◆ Exercise prompt
Output the records exactly, every one of them.

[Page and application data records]
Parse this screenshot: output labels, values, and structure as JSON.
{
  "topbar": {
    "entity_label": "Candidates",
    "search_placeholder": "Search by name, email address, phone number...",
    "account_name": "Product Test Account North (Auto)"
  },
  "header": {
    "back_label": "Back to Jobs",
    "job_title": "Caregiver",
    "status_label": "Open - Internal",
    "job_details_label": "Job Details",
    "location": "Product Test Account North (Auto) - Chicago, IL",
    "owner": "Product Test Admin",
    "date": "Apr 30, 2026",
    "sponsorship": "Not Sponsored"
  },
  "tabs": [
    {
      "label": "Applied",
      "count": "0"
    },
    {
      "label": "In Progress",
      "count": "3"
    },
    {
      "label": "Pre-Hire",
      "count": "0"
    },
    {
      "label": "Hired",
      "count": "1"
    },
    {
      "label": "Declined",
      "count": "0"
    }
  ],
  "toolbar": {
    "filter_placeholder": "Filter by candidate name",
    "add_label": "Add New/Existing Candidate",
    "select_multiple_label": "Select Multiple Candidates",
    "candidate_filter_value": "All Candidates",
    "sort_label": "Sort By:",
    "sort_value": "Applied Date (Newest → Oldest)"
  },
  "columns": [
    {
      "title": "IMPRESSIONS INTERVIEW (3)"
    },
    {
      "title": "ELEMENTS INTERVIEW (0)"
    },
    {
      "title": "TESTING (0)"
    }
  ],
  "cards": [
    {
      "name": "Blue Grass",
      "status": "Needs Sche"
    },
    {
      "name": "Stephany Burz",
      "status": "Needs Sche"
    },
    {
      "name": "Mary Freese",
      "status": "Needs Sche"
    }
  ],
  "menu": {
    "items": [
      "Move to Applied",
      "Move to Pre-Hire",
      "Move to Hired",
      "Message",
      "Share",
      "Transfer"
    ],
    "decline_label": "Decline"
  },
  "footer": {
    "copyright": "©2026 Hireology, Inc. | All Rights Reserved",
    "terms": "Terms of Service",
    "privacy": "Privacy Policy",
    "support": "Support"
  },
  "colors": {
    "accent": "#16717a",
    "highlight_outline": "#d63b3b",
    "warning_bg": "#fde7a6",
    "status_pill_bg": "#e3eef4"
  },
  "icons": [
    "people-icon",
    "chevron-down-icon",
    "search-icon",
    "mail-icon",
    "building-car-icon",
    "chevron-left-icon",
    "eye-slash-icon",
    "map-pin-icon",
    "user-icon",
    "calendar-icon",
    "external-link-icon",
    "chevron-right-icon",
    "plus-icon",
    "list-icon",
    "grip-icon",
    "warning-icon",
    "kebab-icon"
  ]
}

◆ Output of the task
Parse this screenshot: output labels, values, and structure as JSON.
{
  "topbar": {
    "entity_label": "Candidates",
    "search_placeholder": "Search by name, email address, phone number...",
    "account_name": "Product Test Account North (Auto)"
  },
  "header": {
    "back_label": "Back to Jobs",
    "job_title": "Caregiver",
    "status_label": "Open - Internal",
    "job_details_label": "Job Details",
    "location": "Product Test Account North (Auto) - Chicago, IL",
    "owner": "Product Test Admin",
    "date": "Apr 30, 2026",
    "sponsorship": "Not Sponsored"
  },
  "tabs": [
    {
      "label": "Applied",
      "count": "0"
    },
    {
      "label": "In Progress",
      "count": "3"
    },
    {
      "label": "Pre-Hire",
      "count": "0"
    },
    {
      "label": "Hired",
      "count": "1"
    },
    {
      "label": "Declined",
      "count": "0"
    }
  ],
  "toolbar": {
    "filter_placeholder": "Filter by candidate name",
    "add_label": "Add New/Existing Candidate",
    "select_multiple_label": "Select Multiple Candidates",
    "candidate_filter_value": "All Candidates",
    "sort_label": "Sort By:",
    "sort_value": "Applied Date (Newest → Oldest)"
  },
  "columns": [
    {
      "title": "IMPRESSIONS INTERVIEW (3)"
    },
    {
      "title": "ELEMENTS INTERVIEW (0)"
    },
    {
      "title": "TESTING (0)"
    }
  ],
  "cards": [
    {
      "name": "Blue Grass",
      "status": "Needs Sche"
    },
    {
      "name": "Stephany Burz",
      "status": "Needs Sche"
    },
    {
      "name": "Mary Freese",
      "status": "Needs Sche"
    }
  ],
  "menu": {
    "items": [
      "Move to Applied",
      "Move to Pre-Hire",
      "Move to Hired",
      "Message",
      "Share",
      "Transfer"
    ],
    "decline_label": "Decline"
  },
  "footer": {
    "copyright": "©2026 Hireology, Inc. | All Rights Reserved",
    "terms": "Terms of Service",
    "privacy": "Privacy Policy",
    "support": "Support"
  },
  "colors": {
    "accent": "#16717a",
    "highlight_outline": "#d63b3b",
    "warning_bg": "#fde7a6",
    "status_pill_bg": "#e3eef4"
  },
  "icons": [
    "people-icon",
    "chevron-down-icon",
    "search-icon",
    "mail-icon",
    "building-car-icon",
    "chevron-left-icon",
    "eye-slash-icon",
    "map-pin-icon",
    "user-icon",
    "calendar-icon",
    "external-link-icon",
    "chevron-right-icon",
    "plus-icon",
    "list-icon",
    "grip-icon",
    "warning-icon",
    "kebab-icon"
  ]
}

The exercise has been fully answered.